**Brief:**
Only the count is wanted here: how many lines of the entries hold the string "object"?

══ Excerpted records ══

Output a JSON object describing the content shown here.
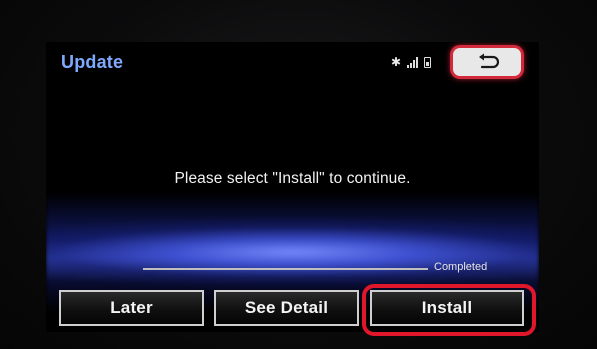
{
  "header": {
    "title": "Update",
    "status_icons": [
      "bluetooth-icon",
      "signal-icon",
      "battery-icon"
    ],
    "back_icon": "return-arrow-icon"
  },
  "message": "Please select \"Install\" to continue.",
  "progress": {
    "label": "Completed"
  },
  "buttons": {
    "later": "Later",
    "see_detail": "See Detail",
    "install": "Install"
  },
  "colors": {
    "title": "#7fa9ff",
    "highlight": "#e0172b",
    "glow": "#4a5ee0"
  }
}
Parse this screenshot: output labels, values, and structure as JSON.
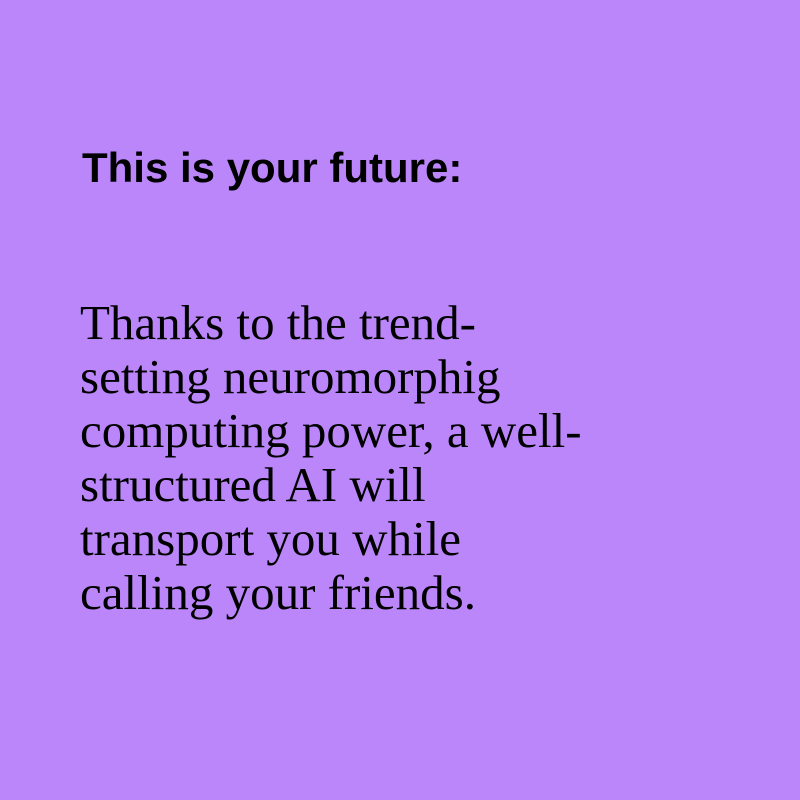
{
  "colors": {
    "background": "#bb86fa",
    "text": "#000000"
  },
  "heading": "This is your future:",
  "body_lines": [
    "Thanks to the trend-",
    "setting neuromorphig",
    "computing power, a well-",
    "structured AI will",
    "transport you while",
    "calling your friends."
  ]
}
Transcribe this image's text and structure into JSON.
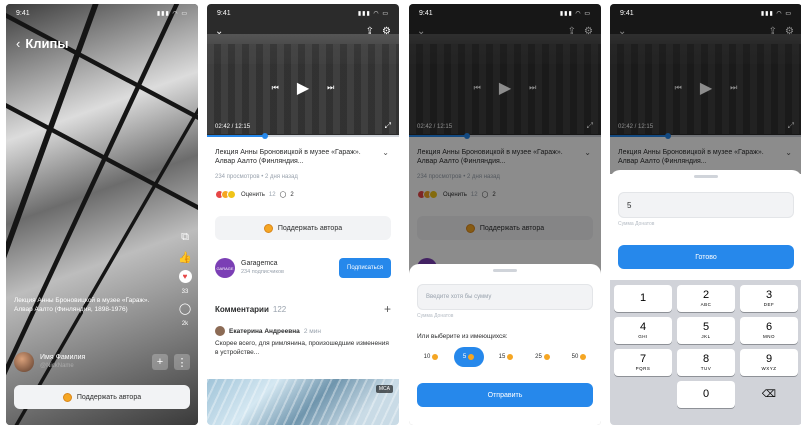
{
  "status_time": "9:41",
  "screen1": {
    "back_title": "Клипы",
    "caption": "Лекция Анны Броновицкой в музее «Гараж». Алвар Аалто (Финляндия, 1898-1976)",
    "likes": "33",
    "comments_count": "2k",
    "author_name": "Имя Фамилия",
    "author_nick": "@NickName",
    "support_label": "Поддержать автора"
  },
  "video": {
    "title": "Лекция Анны Броновицкой в музее «Гараж». Алвар Аалто (Финляндия...",
    "meta": "234 просмотров • 2 дня назад",
    "time": "02:42 / 12:15",
    "rate_label": "Оценить",
    "rate_count": "12",
    "comment_count": "2",
    "support_label": "Поддержать автора",
    "progress_pct": 0.3
  },
  "channel": {
    "name": "Garagemca",
    "subs": "234 подписчиков",
    "subscribe_label": "Подписаться",
    "logo_text": "GARAGE"
  },
  "comments": {
    "title": "Комментарии",
    "count": "122",
    "author": "Екатерина Андреевна",
    "ago": "2 мин",
    "text": "Скорее всего, для римлянина, произошедшие изменения в устройстве..."
  },
  "next_badge": "MCA",
  "donate": {
    "placeholder": "Введите хотя бы сумму",
    "note": "Сумма Донатов",
    "choose_label": "Или выберите из имеющихся:",
    "chips": [
      "10",
      "5",
      "15",
      "25",
      "50"
    ],
    "selected_index": 1,
    "send_label": "Отправить"
  },
  "keypad_screen": {
    "value": "5",
    "note": "Сумма Донатов",
    "ready_label": "Готово",
    "keys": [
      {
        "n": "1",
        "l": ""
      },
      {
        "n": "2",
        "l": "ABC"
      },
      {
        "n": "3",
        "l": "DEF"
      },
      {
        "n": "4",
        "l": "GHI"
      },
      {
        "n": "5",
        "l": "JKL"
      },
      {
        "n": "6",
        "l": "MNO"
      },
      {
        "n": "7",
        "l": "PQRS"
      },
      {
        "n": "8",
        "l": "TUV"
      },
      {
        "n": "9",
        "l": "WXYZ"
      }
    ],
    "zero": "0"
  },
  "colors": {
    "accent": "#2688eb",
    "coin": "#f5a623"
  }
}
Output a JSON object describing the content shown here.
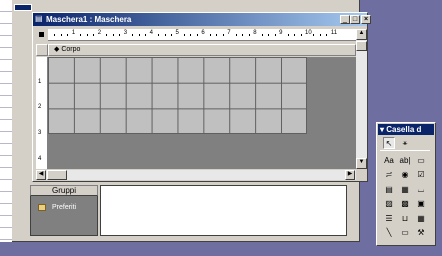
{
  "window": {
    "title": "Maschera1 : Maschera",
    "buttons": {
      "minimize": "_",
      "maximize": "□",
      "close": "×"
    }
  },
  "ruler": {
    "marks": [
      "1",
      "2",
      "3",
      "4",
      "5",
      "6",
      "7",
      "8",
      "9",
      "10",
      "11"
    ]
  },
  "vruler": {
    "marks": [
      "1",
      "2",
      "3",
      "4"
    ]
  },
  "section": {
    "label": "Corpo"
  },
  "sidebar": {
    "groups_label": "Gruppi",
    "favorites_label": "Preferiti"
  },
  "toolbox": {
    "title": "Casella d",
    "tools": [
      {
        "icon": "select-arrow-icon",
        "glyph": "↖"
      },
      {
        "icon": "wizard-wand-icon",
        "glyph": "⚹"
      },
      {
        "icon": "label-icon",
        "glyph": "Aa"
      },
      {
        "icon": "textbox-icon",
        "glyph": "ab|"
      },
      {
        "icon": "option-group-icon",
        "glyph": "▭"
      },
      {
        "icon": "toggle-button-icon",
        "glyph": "≓"
      },
      {
        "icon": "option-button-icon",
        "glyph": "◉"
      },
      {
        "icon": "checkbox-icon",
        "glyph": "☑"
      },
      {
        "icon": "combo-box-icon",
        "glyph": "▤"
      },
      {
        "icon": "list-box-icon",
        "glyph": "▦"
      },
      {
        "icon": "command-button-icon",
        "glyph": "⌴"
      },
      {
        "icon": "image-icon",
        "glyph": "▨"
      },
      {
        "icon": "unbound-object-icon",
        "glyph": "▩"
      },
      {
        "icon": "bound-object-icon",
        "glyph": "▣"
      },
      {
        "icon": "page-break-icon",
        "glyph": "☰"
      },
      {
        "icon": "tab-control-icon",
        "glyph": "⊔"
      },
      {
        "icon": "subform-icon",
        "glyph": "▦"
      },
      {
        "icon": "line-icon",
        "glyph": "╲"
      },
      {
        "icon": "rectangle-icon",
        "glyph": "▭"
      },
      {
        "icon": "more-controls-icon",
        "glyph": "⚒"
      }
    ]
  }
}
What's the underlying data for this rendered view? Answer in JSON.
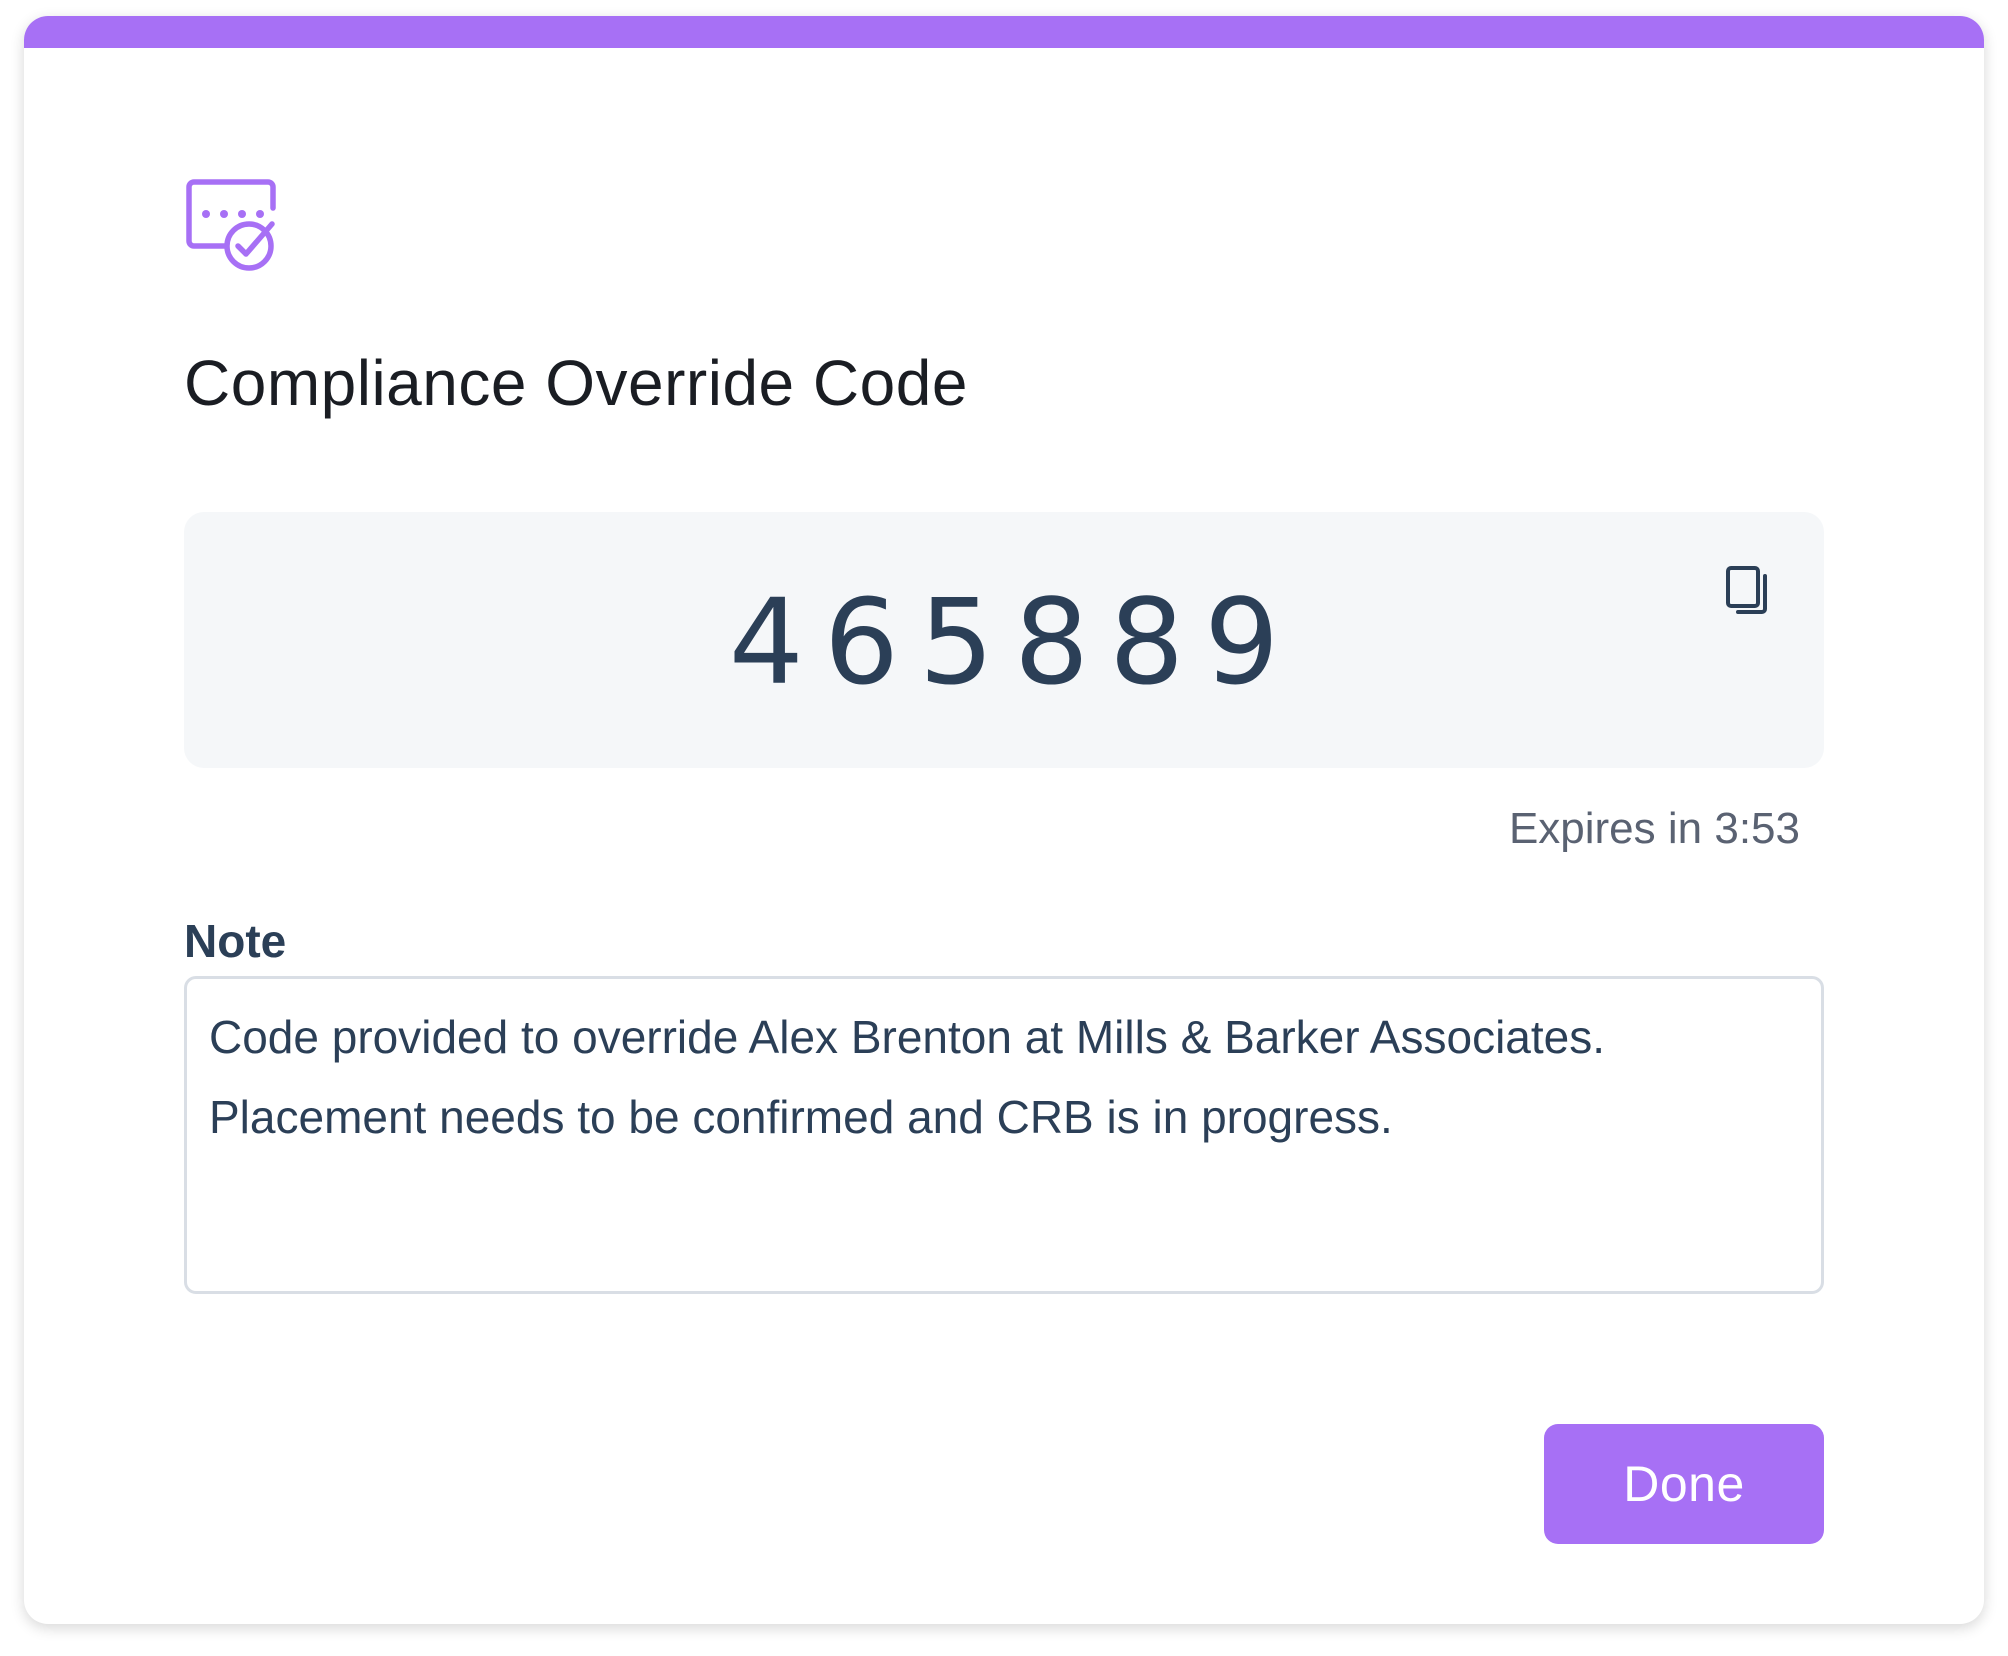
{
  "dialog": {
    "title": "Compliance Override Code",
    "header_icon": "code-verified-icon",
    "code": "465889",
    "copy_icon": "copy-icon",
    "expires_text": "Expires in 3:53",
    "note_label": "Note",
    "note_value": "Code provided to override Alex Brenton at Mills & Barker Associates. Placement needs to be confirmed and CRB is in progress.",
    "done_label": "Done"
  },
  "colors": {
    "accent": "#a770f5",
    "code_text": "#2b3f57",
    "code_box_bg": "#f5f7f9",
    "muted_text": "#5a6272"
  }
}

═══

**Solution to the exercise:**
4